TASK BRIEF ▸
Filter the entries that follow, copying every line in which the word "text" appears.

* * * *

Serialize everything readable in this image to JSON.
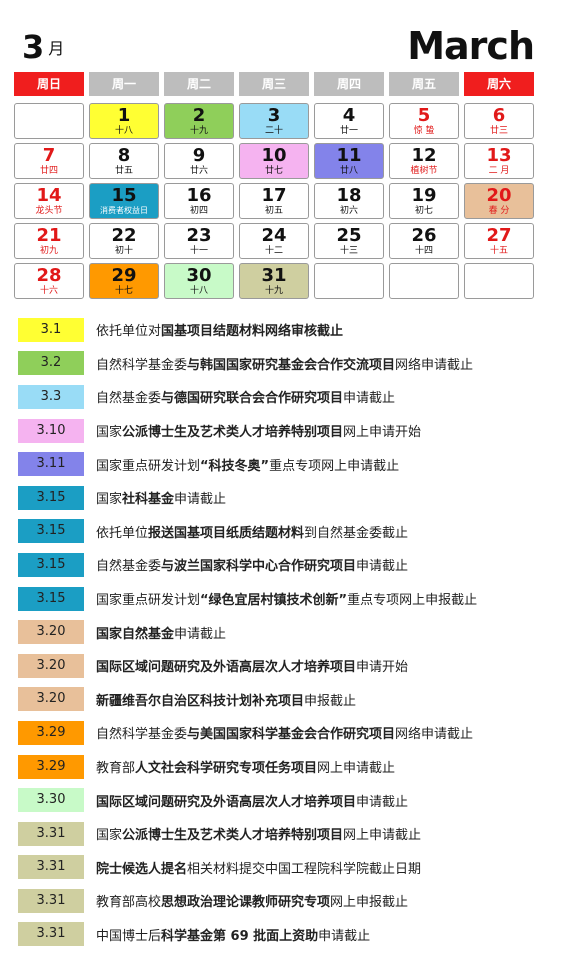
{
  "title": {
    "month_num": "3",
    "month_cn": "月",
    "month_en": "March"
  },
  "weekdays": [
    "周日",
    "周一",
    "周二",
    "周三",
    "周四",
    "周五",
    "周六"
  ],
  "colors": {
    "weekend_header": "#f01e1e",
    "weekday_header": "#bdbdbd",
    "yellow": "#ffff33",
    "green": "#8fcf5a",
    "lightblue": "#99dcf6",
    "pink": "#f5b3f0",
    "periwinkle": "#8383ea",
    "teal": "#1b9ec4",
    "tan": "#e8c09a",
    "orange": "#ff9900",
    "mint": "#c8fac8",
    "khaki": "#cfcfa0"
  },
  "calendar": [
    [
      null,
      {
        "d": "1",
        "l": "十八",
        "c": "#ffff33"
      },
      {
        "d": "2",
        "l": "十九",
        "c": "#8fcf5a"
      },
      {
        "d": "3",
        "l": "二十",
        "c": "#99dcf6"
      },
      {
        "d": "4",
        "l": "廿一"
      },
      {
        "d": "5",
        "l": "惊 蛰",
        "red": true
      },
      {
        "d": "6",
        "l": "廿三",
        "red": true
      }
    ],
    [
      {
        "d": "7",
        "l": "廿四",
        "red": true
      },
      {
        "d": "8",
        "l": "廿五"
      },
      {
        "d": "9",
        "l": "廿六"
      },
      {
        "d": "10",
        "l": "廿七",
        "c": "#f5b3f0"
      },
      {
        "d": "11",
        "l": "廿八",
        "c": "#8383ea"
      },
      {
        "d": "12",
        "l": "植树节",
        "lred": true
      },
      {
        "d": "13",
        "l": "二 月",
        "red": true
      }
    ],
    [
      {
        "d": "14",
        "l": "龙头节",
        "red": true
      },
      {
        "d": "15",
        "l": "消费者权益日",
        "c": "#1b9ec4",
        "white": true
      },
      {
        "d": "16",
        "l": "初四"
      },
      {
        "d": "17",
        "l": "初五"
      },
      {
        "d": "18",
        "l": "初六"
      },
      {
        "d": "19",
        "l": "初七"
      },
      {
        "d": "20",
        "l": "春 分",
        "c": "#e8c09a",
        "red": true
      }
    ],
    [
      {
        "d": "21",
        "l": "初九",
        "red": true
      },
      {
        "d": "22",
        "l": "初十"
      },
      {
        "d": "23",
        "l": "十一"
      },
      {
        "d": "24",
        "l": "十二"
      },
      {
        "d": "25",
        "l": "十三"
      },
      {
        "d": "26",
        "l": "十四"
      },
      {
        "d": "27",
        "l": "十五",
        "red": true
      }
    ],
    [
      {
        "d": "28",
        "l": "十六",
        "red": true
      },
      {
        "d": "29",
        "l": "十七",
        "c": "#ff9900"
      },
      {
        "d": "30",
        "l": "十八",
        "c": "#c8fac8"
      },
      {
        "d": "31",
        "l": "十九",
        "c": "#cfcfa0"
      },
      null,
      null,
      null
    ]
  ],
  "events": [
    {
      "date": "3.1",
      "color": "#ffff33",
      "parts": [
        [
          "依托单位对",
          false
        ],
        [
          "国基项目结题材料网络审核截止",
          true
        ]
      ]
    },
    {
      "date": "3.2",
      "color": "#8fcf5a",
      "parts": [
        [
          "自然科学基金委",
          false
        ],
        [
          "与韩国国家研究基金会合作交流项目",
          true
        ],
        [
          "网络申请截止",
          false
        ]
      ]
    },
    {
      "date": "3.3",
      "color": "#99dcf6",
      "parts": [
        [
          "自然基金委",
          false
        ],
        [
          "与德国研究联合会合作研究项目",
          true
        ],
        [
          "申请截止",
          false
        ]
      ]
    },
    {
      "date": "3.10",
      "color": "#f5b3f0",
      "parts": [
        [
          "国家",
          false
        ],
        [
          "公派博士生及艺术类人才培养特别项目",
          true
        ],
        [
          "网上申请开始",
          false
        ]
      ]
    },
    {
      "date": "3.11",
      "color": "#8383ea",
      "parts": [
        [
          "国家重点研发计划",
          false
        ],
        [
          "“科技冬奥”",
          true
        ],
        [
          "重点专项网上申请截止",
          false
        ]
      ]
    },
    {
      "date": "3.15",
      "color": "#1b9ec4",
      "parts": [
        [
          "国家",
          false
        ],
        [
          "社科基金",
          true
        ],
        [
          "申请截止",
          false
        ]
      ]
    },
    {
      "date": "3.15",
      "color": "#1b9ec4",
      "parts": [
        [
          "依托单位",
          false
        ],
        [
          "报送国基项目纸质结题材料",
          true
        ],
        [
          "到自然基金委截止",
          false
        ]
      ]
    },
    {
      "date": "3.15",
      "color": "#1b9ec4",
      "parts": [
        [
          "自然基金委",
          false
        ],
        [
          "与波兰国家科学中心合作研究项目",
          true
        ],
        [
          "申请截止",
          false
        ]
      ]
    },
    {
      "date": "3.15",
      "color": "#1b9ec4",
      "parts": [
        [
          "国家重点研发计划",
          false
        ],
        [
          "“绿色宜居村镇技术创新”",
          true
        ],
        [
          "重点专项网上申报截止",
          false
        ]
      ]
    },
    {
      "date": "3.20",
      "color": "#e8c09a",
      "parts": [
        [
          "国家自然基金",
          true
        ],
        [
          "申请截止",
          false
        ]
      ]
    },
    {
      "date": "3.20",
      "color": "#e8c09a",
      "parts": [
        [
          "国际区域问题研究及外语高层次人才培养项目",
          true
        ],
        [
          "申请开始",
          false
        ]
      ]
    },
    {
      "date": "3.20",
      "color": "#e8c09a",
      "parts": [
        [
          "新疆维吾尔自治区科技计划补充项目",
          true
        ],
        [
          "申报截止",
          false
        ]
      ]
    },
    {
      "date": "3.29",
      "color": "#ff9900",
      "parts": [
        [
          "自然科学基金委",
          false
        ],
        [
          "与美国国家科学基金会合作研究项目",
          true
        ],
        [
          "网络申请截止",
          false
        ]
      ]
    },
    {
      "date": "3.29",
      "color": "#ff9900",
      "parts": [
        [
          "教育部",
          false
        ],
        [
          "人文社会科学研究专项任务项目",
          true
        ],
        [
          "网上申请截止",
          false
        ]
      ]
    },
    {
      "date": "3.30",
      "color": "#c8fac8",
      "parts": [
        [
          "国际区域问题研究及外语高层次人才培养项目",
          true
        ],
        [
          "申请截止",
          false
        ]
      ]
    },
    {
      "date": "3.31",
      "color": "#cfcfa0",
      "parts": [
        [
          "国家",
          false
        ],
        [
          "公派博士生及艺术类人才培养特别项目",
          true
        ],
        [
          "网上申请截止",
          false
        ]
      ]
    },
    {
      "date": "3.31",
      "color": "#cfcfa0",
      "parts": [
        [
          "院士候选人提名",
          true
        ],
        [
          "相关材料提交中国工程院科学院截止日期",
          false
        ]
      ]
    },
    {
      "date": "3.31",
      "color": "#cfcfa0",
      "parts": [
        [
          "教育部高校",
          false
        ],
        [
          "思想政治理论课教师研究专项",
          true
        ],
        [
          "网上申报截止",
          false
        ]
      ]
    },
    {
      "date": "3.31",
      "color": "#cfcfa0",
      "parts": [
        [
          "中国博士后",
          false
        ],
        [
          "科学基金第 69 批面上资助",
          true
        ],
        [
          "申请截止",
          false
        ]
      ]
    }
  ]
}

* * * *

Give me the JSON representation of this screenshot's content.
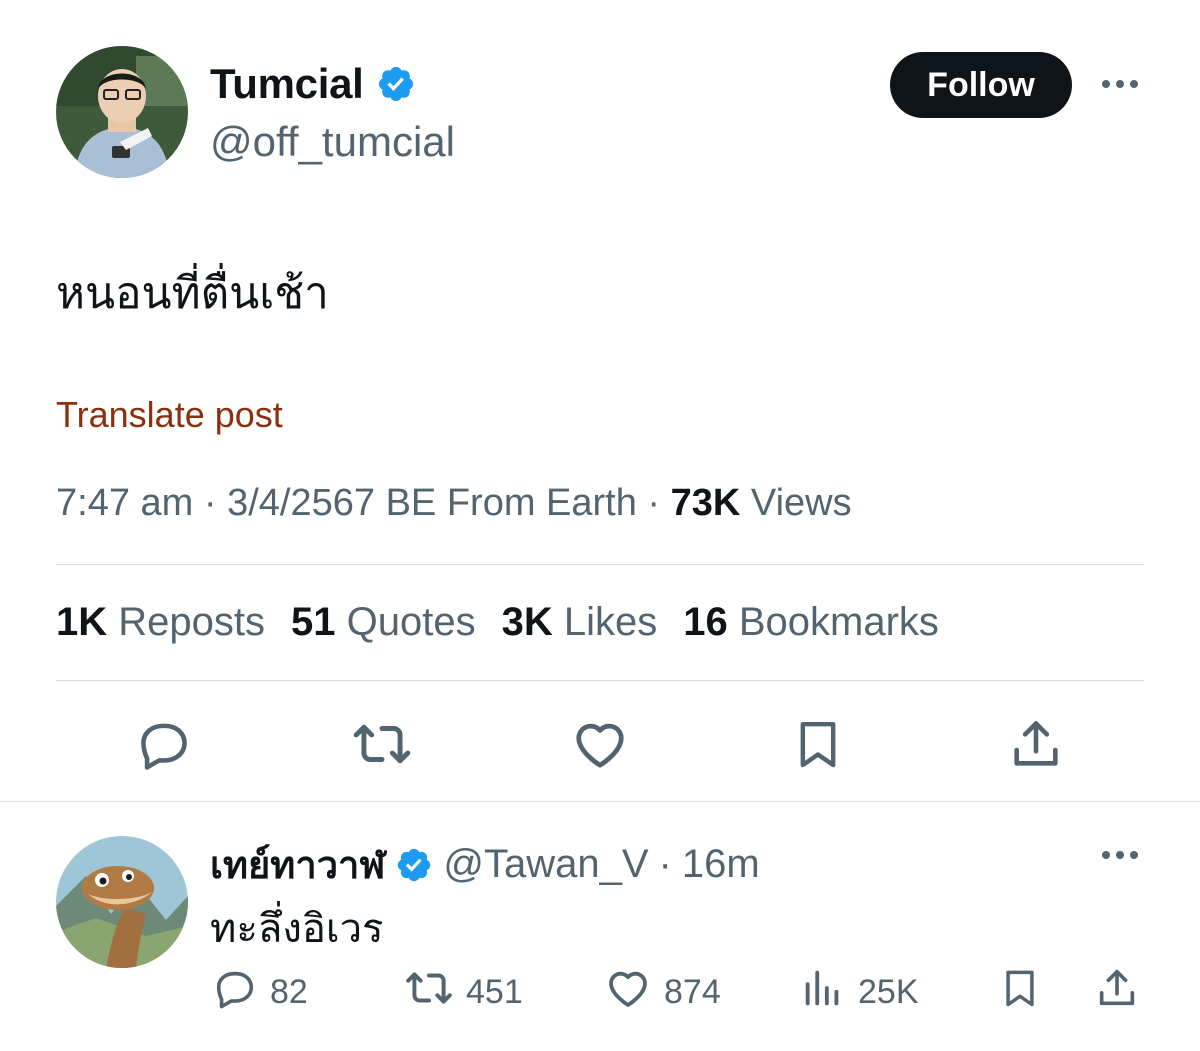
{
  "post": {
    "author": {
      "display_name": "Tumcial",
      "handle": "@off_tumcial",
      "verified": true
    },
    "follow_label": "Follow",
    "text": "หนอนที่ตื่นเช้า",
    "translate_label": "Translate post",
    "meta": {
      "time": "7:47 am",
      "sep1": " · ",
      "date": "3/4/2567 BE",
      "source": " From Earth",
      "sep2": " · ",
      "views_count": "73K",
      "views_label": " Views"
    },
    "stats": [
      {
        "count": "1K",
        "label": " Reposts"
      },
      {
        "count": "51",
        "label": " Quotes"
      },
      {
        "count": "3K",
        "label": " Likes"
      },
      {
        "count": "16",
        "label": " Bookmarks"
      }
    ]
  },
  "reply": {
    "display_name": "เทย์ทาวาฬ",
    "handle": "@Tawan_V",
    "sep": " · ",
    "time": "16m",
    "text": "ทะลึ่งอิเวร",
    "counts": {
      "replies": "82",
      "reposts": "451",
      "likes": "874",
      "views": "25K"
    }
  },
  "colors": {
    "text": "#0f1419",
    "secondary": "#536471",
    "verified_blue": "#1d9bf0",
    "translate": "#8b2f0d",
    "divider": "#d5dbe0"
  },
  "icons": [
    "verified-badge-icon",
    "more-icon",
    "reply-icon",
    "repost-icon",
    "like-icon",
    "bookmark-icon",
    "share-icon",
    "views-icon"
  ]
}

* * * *

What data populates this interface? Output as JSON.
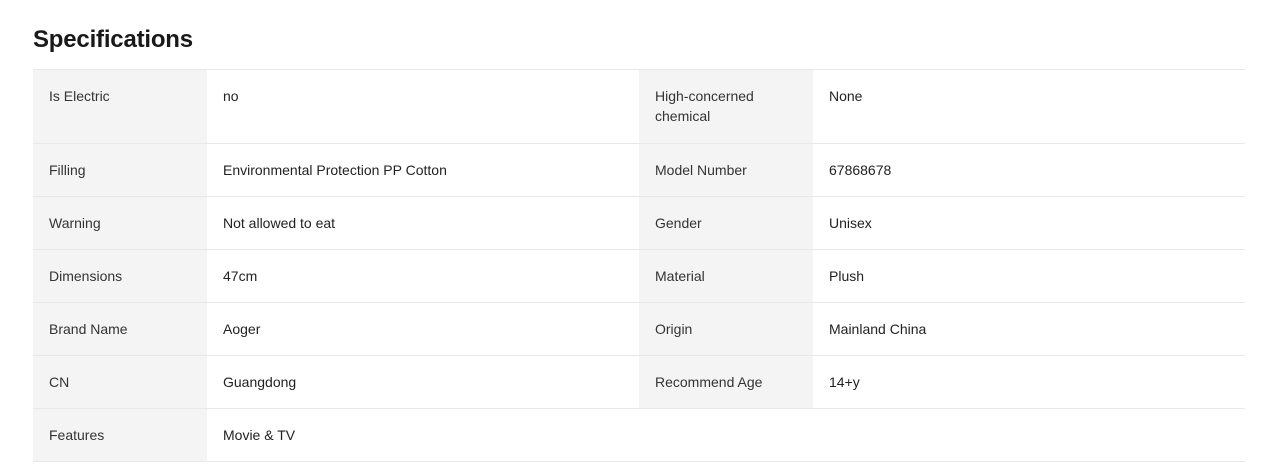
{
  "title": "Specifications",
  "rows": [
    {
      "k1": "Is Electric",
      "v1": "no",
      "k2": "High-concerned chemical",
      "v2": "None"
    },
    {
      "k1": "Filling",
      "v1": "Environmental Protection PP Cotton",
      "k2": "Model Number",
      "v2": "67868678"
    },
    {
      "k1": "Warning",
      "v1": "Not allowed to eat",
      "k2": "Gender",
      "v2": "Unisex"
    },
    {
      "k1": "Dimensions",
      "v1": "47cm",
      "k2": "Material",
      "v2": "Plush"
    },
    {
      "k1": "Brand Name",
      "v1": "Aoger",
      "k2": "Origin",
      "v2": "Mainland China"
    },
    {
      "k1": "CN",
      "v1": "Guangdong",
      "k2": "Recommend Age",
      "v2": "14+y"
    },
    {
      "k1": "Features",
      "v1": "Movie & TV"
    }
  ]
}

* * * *

SOLUTION ▸
    "text": "หนอนที่ตื่นเช้า",
    "text": "ทะลึ่งอิเวร",
    "text": "#0f1419",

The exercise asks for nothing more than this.